At the most benign end of the scale, even short-term exposure to mould caused cold and flu-like symptoms, Dr Black said.
It could also lead to infections in those with serious illnesses or compromised immune systems.
"The longer they get exposed to it, the sicker they get," Dr Black said.
For mould to develop, it requires a food source, such as paper, paint or clothing, and still air, Archicentre Australia spokesman Peter Georgiev said.
"Even minor signs of damp may indicate a far more serious underlying problem," the architecture advisory agency spokesman said.
Rising damp can cause increased room humidity, and result in infestations of cockroaches, silverfish and dust mites, as well as toxic mould growth, he added.
Dr Black said building code changes to ensure new dwellings were better ventilated would go a long way towards addressing the issue.
"It's becoming a bigger problem now than it has been in the past ... because people are living in more closed-up apartments or houses to get better energy ratings," Dr Black said.
"Through the big building boom, the big property boom, there have been a lot of places slapped together."
And the problem was often hard to spot and expensive to fix, especially if it was hidden in places such as wall cavities or ceiling spaces.
"Every house is potentially a mould factory," Dr Black said.

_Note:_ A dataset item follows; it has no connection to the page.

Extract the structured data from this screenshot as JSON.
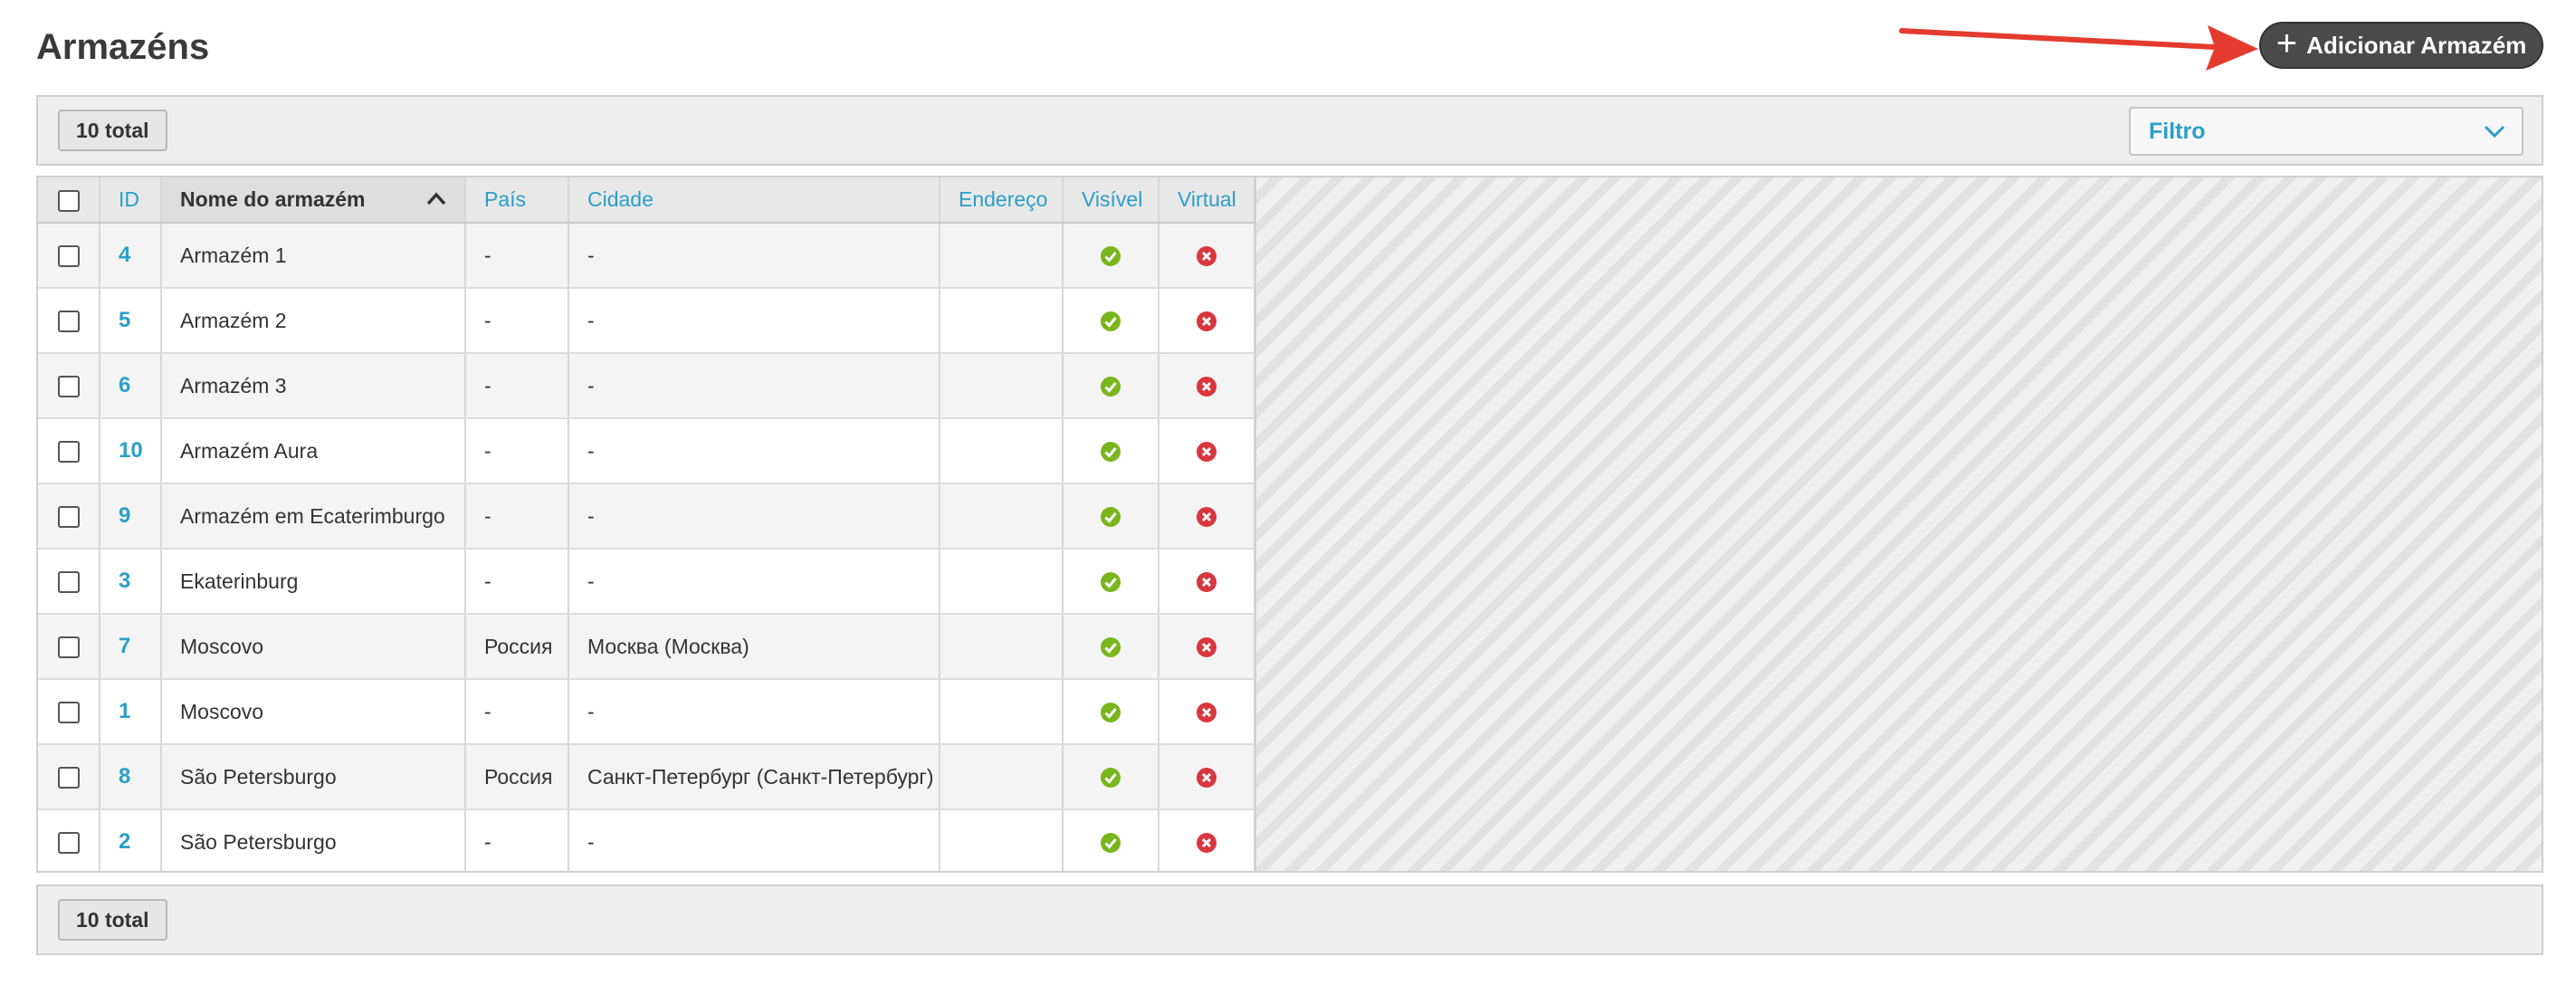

Mr Georgiev said a thorough cleaning with white vinegar can kill mould infestations, but a long-term solution can require expert treatment.